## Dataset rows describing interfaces

-- Opening Marker --

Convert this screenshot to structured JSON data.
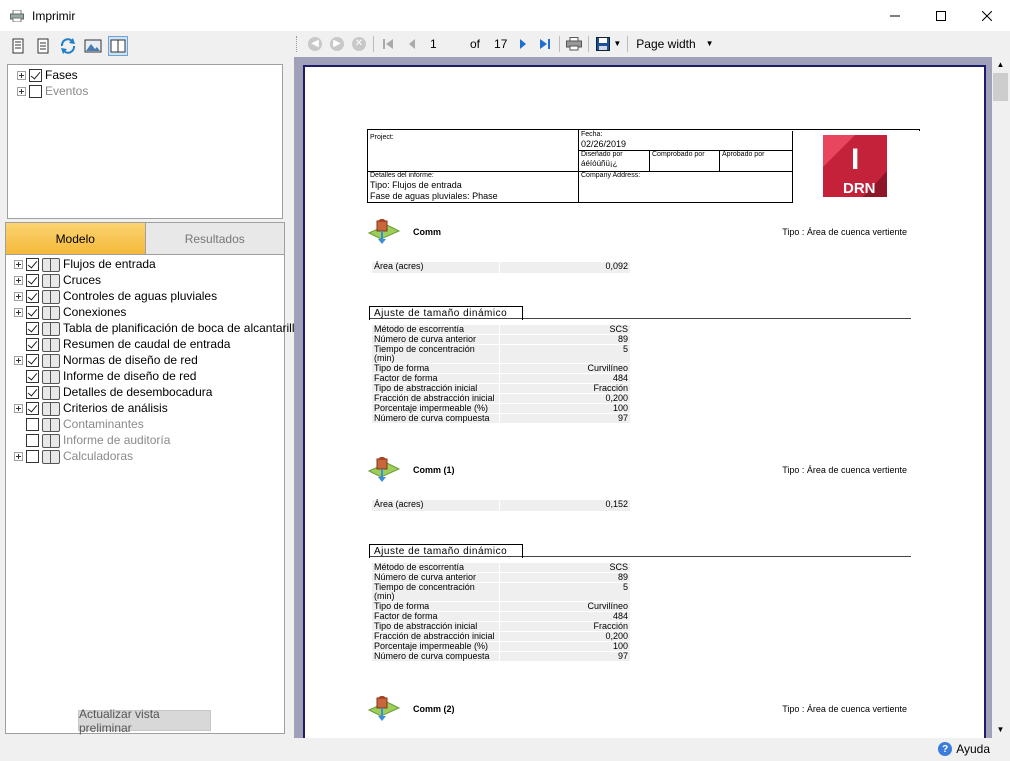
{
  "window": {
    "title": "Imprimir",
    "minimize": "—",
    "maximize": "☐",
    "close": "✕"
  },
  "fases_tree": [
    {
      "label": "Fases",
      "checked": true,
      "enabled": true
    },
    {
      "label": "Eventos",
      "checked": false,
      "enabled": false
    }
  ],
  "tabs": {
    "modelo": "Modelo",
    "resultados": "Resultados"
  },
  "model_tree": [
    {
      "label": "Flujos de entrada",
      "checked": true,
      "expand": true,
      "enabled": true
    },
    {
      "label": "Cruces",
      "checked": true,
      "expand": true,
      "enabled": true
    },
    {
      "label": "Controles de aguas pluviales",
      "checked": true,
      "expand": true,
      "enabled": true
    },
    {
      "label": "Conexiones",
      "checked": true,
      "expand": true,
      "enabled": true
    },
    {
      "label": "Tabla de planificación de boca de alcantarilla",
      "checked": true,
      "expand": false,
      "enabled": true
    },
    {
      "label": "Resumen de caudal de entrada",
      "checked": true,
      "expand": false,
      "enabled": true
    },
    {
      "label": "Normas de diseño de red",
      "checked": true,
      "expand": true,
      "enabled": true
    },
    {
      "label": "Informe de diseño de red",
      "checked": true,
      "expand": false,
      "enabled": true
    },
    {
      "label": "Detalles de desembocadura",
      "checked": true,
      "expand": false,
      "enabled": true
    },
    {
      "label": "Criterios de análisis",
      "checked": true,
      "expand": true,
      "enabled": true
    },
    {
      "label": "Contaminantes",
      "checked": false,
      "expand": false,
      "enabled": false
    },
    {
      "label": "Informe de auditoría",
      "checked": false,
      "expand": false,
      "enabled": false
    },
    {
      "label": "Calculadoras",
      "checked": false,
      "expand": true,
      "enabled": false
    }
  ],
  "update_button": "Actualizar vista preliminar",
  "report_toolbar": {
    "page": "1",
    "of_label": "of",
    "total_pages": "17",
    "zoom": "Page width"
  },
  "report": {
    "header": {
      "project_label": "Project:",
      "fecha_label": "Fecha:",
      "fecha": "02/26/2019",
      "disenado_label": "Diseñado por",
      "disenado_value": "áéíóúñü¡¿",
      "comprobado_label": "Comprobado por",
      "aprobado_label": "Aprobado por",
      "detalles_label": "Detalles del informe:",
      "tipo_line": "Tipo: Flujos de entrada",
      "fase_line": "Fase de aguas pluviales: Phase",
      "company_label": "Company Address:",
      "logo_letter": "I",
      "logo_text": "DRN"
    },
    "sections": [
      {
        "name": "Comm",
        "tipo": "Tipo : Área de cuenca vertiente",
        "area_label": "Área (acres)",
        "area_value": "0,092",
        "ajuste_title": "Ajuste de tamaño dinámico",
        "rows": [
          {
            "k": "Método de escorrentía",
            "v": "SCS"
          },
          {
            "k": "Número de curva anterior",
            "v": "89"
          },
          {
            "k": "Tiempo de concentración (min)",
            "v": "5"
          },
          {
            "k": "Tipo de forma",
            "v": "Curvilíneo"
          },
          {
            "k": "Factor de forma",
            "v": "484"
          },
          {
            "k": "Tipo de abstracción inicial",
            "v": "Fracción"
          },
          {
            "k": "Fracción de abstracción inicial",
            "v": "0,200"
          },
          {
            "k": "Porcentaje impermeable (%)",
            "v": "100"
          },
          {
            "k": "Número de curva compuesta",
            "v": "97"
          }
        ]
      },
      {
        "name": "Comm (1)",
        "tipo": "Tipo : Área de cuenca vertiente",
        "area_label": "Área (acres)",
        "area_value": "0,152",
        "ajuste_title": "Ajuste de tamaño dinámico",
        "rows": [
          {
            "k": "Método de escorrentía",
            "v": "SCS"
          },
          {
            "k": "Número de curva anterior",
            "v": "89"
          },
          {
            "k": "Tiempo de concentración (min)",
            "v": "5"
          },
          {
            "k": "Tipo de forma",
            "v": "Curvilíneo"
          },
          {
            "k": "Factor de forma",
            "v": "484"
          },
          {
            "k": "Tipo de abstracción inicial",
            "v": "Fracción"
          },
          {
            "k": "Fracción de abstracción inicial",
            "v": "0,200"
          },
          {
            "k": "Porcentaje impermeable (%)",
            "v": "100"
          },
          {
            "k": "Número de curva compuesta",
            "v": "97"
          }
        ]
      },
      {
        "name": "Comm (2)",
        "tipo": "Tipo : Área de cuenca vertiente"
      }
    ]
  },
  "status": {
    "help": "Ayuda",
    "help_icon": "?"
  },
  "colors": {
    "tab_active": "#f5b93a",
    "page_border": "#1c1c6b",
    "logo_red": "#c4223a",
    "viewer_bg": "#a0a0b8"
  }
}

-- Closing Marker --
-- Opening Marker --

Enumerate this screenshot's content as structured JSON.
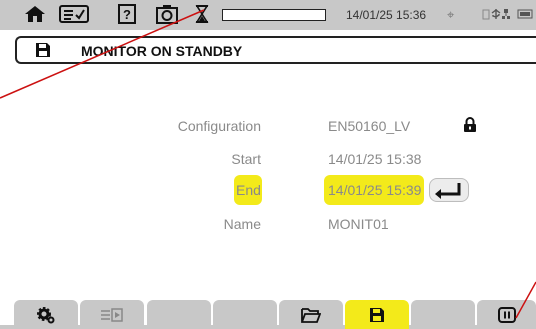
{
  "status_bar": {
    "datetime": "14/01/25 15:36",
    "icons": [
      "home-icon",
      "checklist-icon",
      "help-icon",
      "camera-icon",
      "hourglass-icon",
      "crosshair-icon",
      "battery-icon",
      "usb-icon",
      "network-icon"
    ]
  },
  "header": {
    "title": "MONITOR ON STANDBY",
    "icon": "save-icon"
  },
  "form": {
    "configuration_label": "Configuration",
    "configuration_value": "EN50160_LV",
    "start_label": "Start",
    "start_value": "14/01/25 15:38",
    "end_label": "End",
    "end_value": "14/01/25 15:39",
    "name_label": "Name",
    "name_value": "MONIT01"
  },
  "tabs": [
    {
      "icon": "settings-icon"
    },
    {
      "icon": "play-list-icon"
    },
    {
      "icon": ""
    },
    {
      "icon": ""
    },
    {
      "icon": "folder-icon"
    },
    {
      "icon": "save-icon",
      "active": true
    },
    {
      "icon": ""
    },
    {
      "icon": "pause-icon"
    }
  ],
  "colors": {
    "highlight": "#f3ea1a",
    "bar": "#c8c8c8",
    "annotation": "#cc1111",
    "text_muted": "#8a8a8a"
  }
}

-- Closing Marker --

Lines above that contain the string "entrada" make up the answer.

      "label": "Flujos de entrada",
      "label": "Resumen de caudal de entrada",
      "tipo_line": "Tipo: Flujos de entrada",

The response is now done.